Stored data ▸
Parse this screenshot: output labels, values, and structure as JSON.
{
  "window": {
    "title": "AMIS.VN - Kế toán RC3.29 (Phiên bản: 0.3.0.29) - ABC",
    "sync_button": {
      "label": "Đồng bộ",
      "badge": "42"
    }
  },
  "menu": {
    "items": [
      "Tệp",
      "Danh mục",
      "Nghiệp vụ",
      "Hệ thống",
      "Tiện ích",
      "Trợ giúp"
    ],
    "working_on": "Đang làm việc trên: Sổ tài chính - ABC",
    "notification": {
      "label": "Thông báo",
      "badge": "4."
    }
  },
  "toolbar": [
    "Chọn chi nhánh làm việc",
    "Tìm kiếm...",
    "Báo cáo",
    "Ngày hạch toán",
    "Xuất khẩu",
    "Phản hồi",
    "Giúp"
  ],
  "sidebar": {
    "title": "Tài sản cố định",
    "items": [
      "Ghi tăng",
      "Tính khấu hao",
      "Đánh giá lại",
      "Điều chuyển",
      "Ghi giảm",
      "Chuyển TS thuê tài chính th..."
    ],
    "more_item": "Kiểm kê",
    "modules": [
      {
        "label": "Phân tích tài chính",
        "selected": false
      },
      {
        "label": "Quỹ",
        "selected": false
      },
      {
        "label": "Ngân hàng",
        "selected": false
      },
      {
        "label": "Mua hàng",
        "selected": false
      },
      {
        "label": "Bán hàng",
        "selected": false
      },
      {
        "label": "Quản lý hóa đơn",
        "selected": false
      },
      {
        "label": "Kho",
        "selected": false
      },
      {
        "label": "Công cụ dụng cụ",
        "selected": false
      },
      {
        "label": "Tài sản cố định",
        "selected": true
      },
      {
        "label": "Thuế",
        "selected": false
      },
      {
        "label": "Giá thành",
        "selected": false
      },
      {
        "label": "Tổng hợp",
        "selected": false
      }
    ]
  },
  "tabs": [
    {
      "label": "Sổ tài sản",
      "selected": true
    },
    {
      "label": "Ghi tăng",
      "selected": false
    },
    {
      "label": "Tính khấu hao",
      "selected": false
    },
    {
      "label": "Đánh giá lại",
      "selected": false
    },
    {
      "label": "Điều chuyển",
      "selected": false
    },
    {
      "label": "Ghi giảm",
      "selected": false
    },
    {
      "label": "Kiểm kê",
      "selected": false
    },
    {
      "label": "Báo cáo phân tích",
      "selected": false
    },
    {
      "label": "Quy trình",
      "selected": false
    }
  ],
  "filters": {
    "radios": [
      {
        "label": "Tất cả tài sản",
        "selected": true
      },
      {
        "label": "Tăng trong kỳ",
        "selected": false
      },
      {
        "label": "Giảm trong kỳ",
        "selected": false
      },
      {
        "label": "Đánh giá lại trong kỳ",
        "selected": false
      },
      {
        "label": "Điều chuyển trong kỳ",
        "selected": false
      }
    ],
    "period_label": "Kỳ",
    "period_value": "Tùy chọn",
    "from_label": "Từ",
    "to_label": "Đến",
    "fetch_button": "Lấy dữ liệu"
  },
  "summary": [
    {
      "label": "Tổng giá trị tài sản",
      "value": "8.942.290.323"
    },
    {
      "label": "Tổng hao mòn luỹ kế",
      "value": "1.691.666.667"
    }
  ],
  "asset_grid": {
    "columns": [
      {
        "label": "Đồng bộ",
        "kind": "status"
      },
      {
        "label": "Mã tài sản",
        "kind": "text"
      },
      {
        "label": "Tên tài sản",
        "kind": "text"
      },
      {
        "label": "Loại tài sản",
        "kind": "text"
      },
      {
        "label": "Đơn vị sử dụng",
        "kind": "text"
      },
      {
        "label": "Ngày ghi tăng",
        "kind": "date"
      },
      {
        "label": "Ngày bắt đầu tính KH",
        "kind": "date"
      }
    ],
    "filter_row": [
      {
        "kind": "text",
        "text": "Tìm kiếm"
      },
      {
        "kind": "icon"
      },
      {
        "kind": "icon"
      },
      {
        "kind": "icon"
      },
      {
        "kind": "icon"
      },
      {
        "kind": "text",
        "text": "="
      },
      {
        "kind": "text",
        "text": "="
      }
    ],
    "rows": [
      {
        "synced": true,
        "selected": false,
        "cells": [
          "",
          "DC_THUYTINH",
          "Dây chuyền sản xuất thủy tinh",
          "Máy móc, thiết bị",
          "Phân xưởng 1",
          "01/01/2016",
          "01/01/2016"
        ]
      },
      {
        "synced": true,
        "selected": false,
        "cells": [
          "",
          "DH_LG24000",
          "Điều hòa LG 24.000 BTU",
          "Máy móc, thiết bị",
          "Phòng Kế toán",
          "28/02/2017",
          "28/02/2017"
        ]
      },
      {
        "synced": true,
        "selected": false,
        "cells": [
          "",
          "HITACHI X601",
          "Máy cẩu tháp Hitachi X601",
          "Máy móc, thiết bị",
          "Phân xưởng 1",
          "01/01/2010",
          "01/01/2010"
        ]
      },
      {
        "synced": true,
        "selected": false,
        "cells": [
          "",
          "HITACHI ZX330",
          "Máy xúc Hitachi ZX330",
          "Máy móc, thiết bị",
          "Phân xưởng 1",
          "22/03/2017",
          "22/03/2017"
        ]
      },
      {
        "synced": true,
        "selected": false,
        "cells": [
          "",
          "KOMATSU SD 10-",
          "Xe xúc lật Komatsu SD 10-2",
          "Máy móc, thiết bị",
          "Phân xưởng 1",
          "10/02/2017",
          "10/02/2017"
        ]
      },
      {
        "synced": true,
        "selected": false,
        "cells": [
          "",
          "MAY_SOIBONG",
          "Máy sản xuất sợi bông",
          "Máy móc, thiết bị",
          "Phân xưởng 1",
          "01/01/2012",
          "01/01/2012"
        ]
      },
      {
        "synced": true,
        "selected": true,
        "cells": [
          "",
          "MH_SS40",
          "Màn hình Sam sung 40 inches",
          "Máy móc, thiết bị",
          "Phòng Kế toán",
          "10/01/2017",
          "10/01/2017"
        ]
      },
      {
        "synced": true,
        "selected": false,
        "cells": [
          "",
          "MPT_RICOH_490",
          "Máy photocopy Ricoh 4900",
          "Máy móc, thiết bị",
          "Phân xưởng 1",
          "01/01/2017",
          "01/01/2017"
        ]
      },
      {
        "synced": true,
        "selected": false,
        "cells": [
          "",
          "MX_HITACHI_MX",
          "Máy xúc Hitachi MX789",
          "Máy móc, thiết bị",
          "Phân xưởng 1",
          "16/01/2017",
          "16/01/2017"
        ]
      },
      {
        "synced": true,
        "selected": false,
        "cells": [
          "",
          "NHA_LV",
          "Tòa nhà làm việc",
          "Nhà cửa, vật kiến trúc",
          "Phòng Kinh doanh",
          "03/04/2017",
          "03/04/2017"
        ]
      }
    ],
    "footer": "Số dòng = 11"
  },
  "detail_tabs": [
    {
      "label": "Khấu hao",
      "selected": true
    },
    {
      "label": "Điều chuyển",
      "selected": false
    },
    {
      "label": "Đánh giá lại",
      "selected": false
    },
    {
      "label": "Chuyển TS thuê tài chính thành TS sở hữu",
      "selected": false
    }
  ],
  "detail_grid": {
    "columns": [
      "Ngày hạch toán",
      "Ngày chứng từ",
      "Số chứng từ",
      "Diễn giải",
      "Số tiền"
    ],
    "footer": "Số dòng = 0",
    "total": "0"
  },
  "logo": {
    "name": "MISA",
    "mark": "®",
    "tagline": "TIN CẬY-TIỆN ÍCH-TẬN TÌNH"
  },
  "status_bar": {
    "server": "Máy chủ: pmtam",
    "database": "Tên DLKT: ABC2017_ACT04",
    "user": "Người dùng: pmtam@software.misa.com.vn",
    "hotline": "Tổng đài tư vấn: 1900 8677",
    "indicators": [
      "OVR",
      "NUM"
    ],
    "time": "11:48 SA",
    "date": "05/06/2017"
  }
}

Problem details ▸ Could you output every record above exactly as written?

Task answer ▸
Parse this screenshot: output labels, values, and structure as JSON.
{
  "window": {
    "title": "AMIS.VN - Kế toán RC3.29 (Phiên bản: 0.3.0.29) - ABC",
    "sync_button": {
      "label": "Đồng bộ",
      "badge": "42"
    }
  },
  "menu": {
    "items": [
      "Tệp",
      "Danh mục",
      "Nghiệp vụ",
      "Hệ thống",
      "Tiện ích",
      "Trợ giúp"
    ],
    "working_on": "Đang làm việc trên: Sổ tài chính - ABC",
    "notification": {
      "label": "Thông báo",
      "badge": "4."
    }
  },
  "toolbar": [
    "Chọn chi nhánh làm việc",
    "Tìm kiếm...",
    "Báo cáo",
    "Ngày hạch toán",
    "Xuất khẩu",
    "Phản hồi",
    "Giúp"
  ],
  "sidebar": {
    "title": "Tài sản cố định",
    "items": [
      "Ghi tăng",
      "Tính khấu hao",
      "Đánh giá lại",
      "Điều chuyển",
      "Ghi giảm",
      "Chuyển TS thuê tài chính th..."
    ],
    "more_item": "Kiểm kê",
    "modules": [
      {
        "label": "Phân tích tài chính",
        "selected": false
      },
      {
        "label": "Quỹ",
        "selected": false
      },
      {
        "label": "Ngân hàng",
        "selected": false
      },
      {
        "label": "Mua hàng",
        "selected": false
      },
      {
        "label": "Bán hàng",
        "selected": false
      },
      {
        "label": "Quản lý hóa đơn",
        "selected": false
      },
      {
        "label": "Kho",
        "selected": false
      },
      {
        "label": "Công cụ dụng cụ",
        "selected": false
      },
      {
        "label": "Tài sản cố định",
        "selected": true
      },
      {
        "label": "Thuế",
        "selected": false
      },
      {
        "label": "Giá thành",
        "selected": false
      },
      {
        "label": "Tổng hợp",
        "selected": false
      }
    ]
  },
  "tabs": [
    {
      "label": "Sổ tài sản",
      "selected": true
    },
    {
      "label": "Ghi tăng",
      "selected": false
    },
    {
      "label": "Tính khấu hao",
      "selected": false
    },
    {
      "label": "Đánh giá lại",
      "selected": false
    },
    {
      "label": "Điều chuyển",
      "selected": false
    },
    {
      "label": "Ghi giảm",
      "selected": false
    },
    {
      "label": "Kiểm kê",
      "selected": false
    },
    {
      "label": "Báo cáo phân tích",
      "selected": false
    },
    {
      "label": "Quy trình",
      "selected": false
    }
  ],
  "filters": {
    "radios": [
      {
        "label": "Tất cả tài sản",
        "selected": true
      },
      {
        "label": "Tăng trong kỳ",
        "selected": false
      },
      {
        "label": "Giảm trong kỳ",
        "selected": false
      },
      {
        "label": "Đánh giá lại trong kỳ",
        "selected": false
      },
      {
        "label": "Điều chuyển trong kỳ",
        "selected": false
      }
    ],
    "period_label": "Kỳ",
    "period_value": "Tùy chọn",
    "from_label": "Từ",
    "to_label": "Đến",
    "fetch_button": "Lấy dữ liệu"
  },
  "summary": [
    {
      "label": "Tổng giá trị tài sản",
      "value": "8.942.290.323"
    },
    {
      "label": "Tổng hao mòn luỹ kế",
      "value": "1.691.666.667"
    }
  ],
  "asset_grid": {
    "columns": [
      {
        "label": "Đồng bộ",
        "kind": "status"
      },
      {
        "label": "Mã tài sản",
        "kind": "text"
      },
      {
        "label": "Tên tài sản",
        "kind": "text"
      },
      {
        "label": "Loại tài sản",
        "kind": "text"
      },
      {
        "label": "Đơn vị sử dụng",
        "kind": "text"
      },
      {
        "label": "Ngày ghi tăng",
        "kind": "date"
      },
      {
        "label": "Ngày bắt đầu tính KH",
        "kind": "date"
      }
    ],
    "filter_row": [
      {
        "kind": "text",
        "text": "Tìm kiếm"
      },
      {
        "kind": "icon"
      },
      {
        "kind": "icon"
      },
      {
        "kind": "icon"
      },
      {
        "kind": "icon"
      },
      {
        "kind": "text",
        "text": "="
      },
      {
        "kind": "text",
        "text": "="
      }
    ],
    "rows": [
      {
        "synced": true,
        "selected": false,
        "cells": [
          "",
          "DC_THUYTINH",
          "Dây chuyền sản xuất thủy tinh",
          "Máy móc, thiết bị",
          "Phân xưởng 1",
          "01/01/2016",
          "01/01/2016"
        ]
      },
      {
        "synced": true,
        "selected": false,
        "cells": [
          "",
          "DH_LG24000",
          "Điều hòa LG 24.000 BTU",
          "Máy móc, thiết bị",
          "Phòng Kế toán",
          "28/02/2017",
          "28/02/2017"
        ]
      },
      {
        "synced": true,
        "selected": false,
        "cells": [
          "",
          "HITACHI X601",
          "Máy cẩu tháp Hitachi X601",
          "Máy móc, thiết bị",
          "Phân xưởng 1",
          "01/01/2010",
          "01/01/2010"
        ]
      },
      {
        "synced": true,
        "selected": false,
        "cells": [
          "",
          "HITACHI ZX330",
          "Máy xúc Hitachi ZX330",
          "Máy móc, thiết bị",
          "Phân xưởng 1",
          "22/03/2017",
          "22/03/2017"
        ]
      },
      {
        "synced": true,
        "selected": false,
        "cells": [
          "",
          "KOMATSU SD 10-",
          "Xe xúc lật Komatsu SD 10-2",
          "Máy móc, thiết bị",
          "Phân xưởng 1",
          "10/02/2017",
          "10/02/2017"
        ]
      },
      {
        "synced": true,
        "selected": false,
        "cells": [
          "",
          "MAY_SOIBONG",
          "Máy sản xuất sợi bông",
          "Máy móc, thiết bị",
          "Phân xưởng 1",
          "01/01/2012",
          "01/01/2012"
        ]
      },
      {
        "synced": true,
        "selected": true,
        "cells": [
          "",
          "MH_SS40",
          "Màn hình Sam sung 40 inches",
          "Máy móc, thiết bị",
          "Phòng Kế toán",
          "10/01/2017",
          "10/01/2017"
        ]
      },
      {
        "synced": true,
        "selected": false,
        "cells": [
          "",
          "MPT_RICOH_490",
          "Máy photocopy Ricoh 4900",
          "Máy móc, thiết bị",
          "Phân xưởng 1",
          "01/01/2017",
          "01/01/2017"
        ]
      },
      {
        "synced": true,
        "selected": false,
        "cells": [
          "",
          "MX_HITACHI_MX",
          "Máy xúc Hitachi MX789",
          "Máy móc, thiết bị",
          "Phân xưởng 1",
          "16/01/2017",
          "16/01/2017"
        ]
      },
      {
        "synced": true,
        "selected": false,
        "cells": [
          "",
          "NHA_LV",
          "Tòa nhà làm việc",
          "Nhà cửa, vật kiến trúc",
          "Phòng Kinh doanh",
          "03/04/2017",
          "03/04/2017"
        ]
      }
    ],
    "footer": "Số dòng = 11"
  },
  "detail_tabs": [
    {
      "label": "Khấu hao",
      "selected": true
    },
    {
      "label": "Điều chuyển",
      "selected": false
    },
    {
      "label": "Đánh giá lại",
      "selected": false
    },
    {
      "label": "Chuyển TS thuê tài chính thành TS sở hữu",
      "selected": false
    }
  ],
  "detail_grid": {
    "columns": [
      "Ngày hạch toán",
      "Ngày chứng từ",
      "Số chứng từ",
      "Diễn giải",
      "Số tiền"
    ],
    "footer": "Số dòng = 0",
    "total": "0"
  },
  "logo": {
    "name": "MISA",
    "mark": "®",
    "tagline": "TIN CẬY-TIỆN ÍCH-TẬN TÌNH"
  },
  "status_bar": {
    "server": "Máy chủ: pmtam",
    "database": "Tên DLKT: ABC2017_ACT04",
    "user": "Người dùng: pmtam@software.misa.com.vn",
    "hotline": "Tổng đài tư vấn: 1900 8677",
    "indicators": [
      "OVR",
      "NUM"
    ],
    "time": "11:48 SA",
    "date": "05/06/2017"
  }
}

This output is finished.